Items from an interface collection
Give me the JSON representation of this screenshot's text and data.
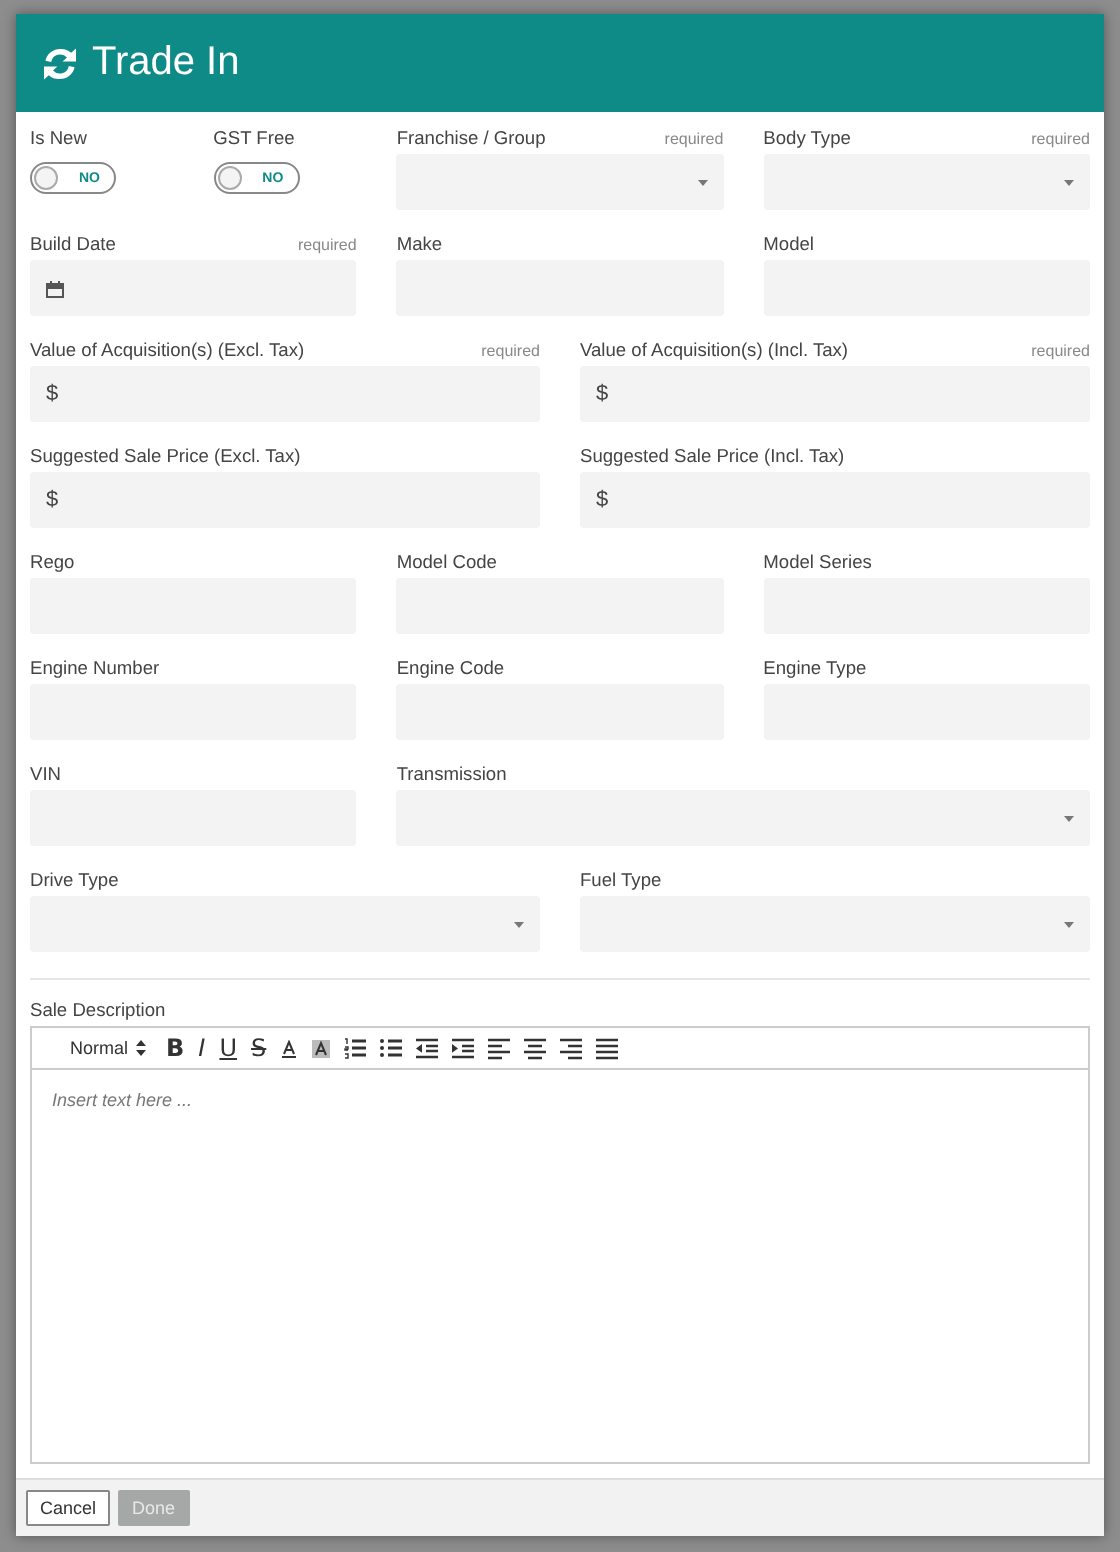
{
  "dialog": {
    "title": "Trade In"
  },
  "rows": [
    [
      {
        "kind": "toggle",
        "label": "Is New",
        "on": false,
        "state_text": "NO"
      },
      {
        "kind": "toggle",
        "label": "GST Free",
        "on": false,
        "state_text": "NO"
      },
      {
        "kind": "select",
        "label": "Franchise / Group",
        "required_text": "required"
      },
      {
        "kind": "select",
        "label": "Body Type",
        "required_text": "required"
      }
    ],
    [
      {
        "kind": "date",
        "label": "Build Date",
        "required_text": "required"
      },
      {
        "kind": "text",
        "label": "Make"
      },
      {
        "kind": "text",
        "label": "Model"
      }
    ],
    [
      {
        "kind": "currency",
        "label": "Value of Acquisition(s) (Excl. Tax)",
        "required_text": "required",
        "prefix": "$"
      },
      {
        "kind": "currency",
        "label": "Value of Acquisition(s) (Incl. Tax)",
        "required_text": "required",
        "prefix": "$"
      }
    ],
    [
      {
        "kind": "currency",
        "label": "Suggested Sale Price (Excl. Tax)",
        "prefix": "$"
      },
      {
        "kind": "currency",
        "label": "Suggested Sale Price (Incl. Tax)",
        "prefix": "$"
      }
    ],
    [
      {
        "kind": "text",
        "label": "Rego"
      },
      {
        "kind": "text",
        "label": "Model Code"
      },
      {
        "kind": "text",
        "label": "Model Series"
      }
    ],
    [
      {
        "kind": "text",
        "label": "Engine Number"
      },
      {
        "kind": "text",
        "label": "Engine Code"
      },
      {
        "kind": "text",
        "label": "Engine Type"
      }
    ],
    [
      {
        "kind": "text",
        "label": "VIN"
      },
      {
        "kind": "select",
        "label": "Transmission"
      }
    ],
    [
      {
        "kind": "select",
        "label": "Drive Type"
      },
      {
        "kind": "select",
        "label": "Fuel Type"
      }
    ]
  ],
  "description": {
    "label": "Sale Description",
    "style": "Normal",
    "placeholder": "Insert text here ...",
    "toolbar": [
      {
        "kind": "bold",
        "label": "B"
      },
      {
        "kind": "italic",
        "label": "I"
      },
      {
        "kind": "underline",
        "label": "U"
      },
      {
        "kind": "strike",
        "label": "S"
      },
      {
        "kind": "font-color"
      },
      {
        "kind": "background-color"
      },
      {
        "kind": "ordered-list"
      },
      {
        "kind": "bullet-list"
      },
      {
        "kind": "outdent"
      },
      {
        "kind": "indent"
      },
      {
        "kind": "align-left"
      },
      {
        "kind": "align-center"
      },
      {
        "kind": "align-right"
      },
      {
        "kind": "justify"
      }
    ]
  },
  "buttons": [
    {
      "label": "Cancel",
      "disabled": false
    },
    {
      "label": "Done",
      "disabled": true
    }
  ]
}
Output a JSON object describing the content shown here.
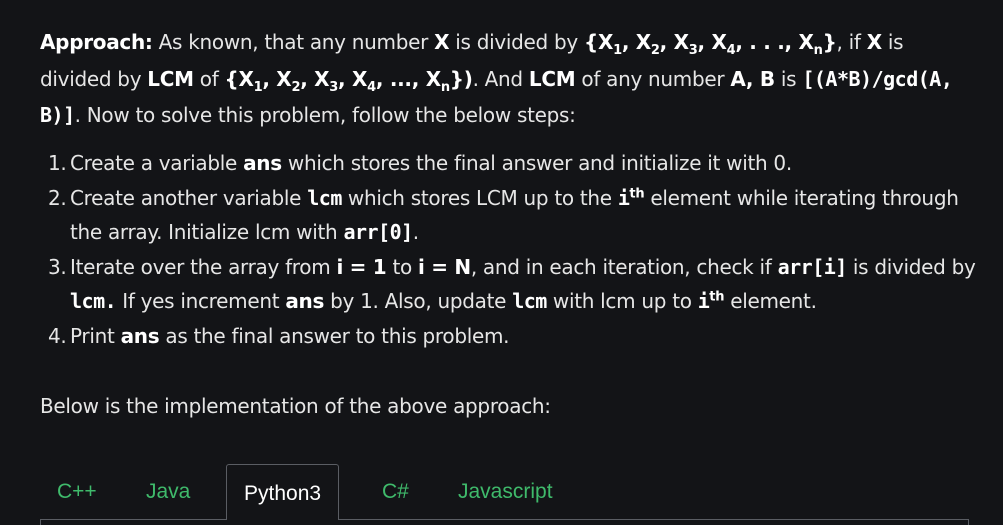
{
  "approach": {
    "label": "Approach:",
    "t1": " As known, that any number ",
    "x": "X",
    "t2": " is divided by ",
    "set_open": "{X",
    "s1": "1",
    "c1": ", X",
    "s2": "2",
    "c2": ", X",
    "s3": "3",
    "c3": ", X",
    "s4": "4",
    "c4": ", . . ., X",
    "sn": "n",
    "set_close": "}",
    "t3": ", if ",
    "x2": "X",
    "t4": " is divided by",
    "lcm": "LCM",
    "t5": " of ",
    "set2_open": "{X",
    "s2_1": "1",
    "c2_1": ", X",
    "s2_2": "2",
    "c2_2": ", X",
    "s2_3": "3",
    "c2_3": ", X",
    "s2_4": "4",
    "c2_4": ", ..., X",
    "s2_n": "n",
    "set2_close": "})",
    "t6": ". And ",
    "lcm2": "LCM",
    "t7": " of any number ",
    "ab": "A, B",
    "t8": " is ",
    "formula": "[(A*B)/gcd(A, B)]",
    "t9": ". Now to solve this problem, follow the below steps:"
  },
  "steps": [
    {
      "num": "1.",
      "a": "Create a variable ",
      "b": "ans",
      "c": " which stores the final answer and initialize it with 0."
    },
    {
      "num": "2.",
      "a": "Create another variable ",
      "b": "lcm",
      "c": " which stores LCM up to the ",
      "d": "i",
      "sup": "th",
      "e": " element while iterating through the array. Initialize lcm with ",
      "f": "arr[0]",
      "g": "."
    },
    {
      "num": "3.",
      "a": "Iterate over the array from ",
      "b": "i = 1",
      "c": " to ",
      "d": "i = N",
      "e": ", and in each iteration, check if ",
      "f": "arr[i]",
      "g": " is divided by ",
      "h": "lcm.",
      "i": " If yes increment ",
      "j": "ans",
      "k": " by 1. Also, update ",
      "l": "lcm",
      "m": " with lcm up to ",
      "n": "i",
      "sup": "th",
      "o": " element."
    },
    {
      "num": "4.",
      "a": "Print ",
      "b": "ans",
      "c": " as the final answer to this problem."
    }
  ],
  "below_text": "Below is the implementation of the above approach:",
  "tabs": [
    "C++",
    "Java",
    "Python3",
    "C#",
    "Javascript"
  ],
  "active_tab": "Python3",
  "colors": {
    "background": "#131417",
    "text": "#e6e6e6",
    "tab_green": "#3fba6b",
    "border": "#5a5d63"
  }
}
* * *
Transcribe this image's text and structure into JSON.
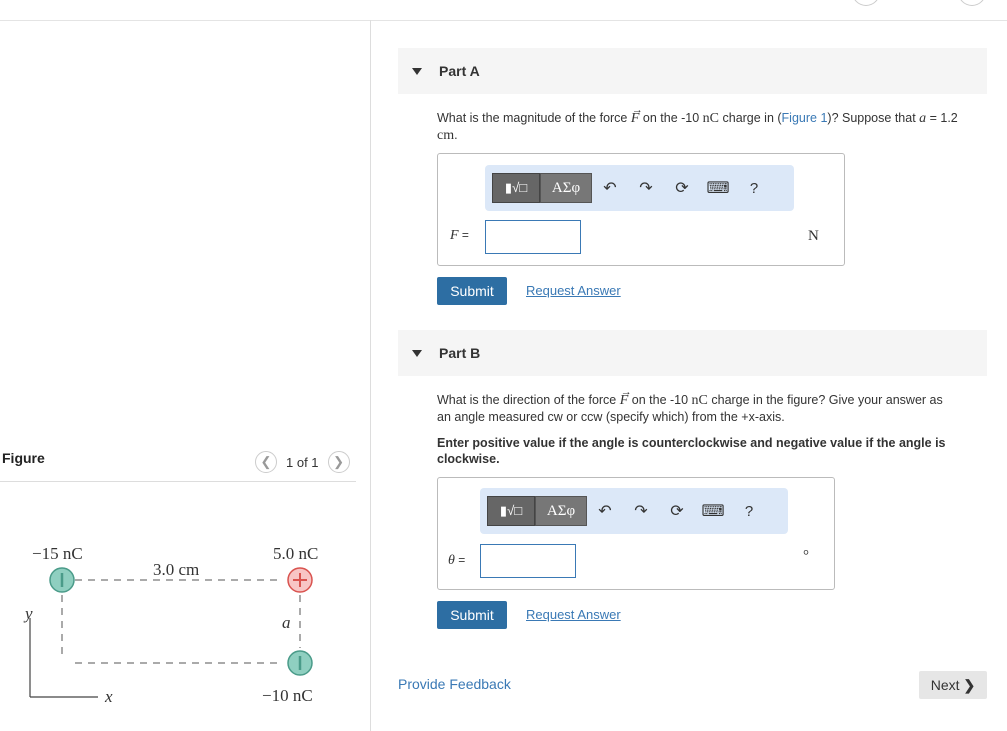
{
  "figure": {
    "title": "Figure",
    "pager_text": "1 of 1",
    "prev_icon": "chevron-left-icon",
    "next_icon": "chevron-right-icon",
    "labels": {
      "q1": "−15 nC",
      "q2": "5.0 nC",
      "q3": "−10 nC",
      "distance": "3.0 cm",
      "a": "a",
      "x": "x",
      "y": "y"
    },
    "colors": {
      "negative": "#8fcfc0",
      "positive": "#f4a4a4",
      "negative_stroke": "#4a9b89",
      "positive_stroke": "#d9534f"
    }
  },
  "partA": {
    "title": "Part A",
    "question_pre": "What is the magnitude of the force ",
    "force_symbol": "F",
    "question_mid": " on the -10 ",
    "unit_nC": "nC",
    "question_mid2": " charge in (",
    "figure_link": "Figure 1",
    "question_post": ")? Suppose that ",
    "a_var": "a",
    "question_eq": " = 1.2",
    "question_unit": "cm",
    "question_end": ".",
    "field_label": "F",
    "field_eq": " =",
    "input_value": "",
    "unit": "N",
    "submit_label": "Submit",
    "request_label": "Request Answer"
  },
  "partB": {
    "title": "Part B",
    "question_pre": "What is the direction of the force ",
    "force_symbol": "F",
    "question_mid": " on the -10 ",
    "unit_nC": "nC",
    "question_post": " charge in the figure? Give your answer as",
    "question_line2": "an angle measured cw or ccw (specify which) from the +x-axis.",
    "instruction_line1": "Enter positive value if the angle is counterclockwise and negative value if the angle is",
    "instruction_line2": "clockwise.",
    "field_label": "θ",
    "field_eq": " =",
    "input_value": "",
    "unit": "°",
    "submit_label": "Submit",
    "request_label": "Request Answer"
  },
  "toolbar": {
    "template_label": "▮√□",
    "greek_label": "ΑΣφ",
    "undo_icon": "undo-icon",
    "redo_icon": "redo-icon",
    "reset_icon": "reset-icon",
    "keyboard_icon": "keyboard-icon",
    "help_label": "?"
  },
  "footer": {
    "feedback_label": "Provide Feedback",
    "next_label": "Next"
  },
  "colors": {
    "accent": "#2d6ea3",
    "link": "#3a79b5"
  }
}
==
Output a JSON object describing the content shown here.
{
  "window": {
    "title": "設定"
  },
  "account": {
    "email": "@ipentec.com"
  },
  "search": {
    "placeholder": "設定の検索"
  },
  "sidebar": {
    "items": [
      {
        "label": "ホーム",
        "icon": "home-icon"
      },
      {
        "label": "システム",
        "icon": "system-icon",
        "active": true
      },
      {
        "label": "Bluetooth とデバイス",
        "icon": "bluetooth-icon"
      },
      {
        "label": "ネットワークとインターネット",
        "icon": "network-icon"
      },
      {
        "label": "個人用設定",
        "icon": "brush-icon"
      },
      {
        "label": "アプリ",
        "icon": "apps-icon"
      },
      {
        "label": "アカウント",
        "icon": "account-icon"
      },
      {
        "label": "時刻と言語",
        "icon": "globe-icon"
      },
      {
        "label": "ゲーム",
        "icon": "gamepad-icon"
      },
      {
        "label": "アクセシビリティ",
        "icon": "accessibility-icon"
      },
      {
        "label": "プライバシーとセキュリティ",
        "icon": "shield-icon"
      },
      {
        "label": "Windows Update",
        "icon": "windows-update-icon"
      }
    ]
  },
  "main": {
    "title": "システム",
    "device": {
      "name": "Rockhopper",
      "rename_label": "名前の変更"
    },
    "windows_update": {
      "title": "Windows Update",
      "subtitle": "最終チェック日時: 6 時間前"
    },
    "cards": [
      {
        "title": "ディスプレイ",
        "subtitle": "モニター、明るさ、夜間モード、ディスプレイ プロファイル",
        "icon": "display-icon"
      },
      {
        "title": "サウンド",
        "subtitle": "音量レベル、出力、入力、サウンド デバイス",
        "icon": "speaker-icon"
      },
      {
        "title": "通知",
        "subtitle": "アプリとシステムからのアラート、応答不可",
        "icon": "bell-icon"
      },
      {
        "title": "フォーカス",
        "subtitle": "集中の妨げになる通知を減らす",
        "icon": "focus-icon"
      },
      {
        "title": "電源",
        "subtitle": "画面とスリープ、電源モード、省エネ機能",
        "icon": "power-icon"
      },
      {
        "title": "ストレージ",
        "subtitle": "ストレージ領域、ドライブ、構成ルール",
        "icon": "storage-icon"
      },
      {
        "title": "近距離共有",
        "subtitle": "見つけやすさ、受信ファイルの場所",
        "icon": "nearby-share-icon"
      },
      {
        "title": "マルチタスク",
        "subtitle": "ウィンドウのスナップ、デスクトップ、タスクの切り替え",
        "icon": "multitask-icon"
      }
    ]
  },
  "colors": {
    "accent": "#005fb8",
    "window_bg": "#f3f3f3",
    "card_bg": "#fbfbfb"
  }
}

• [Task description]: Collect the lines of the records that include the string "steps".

• [Task result]:
    "t9": ". Now to solve this problem, follow the below steps:"
  "steps": [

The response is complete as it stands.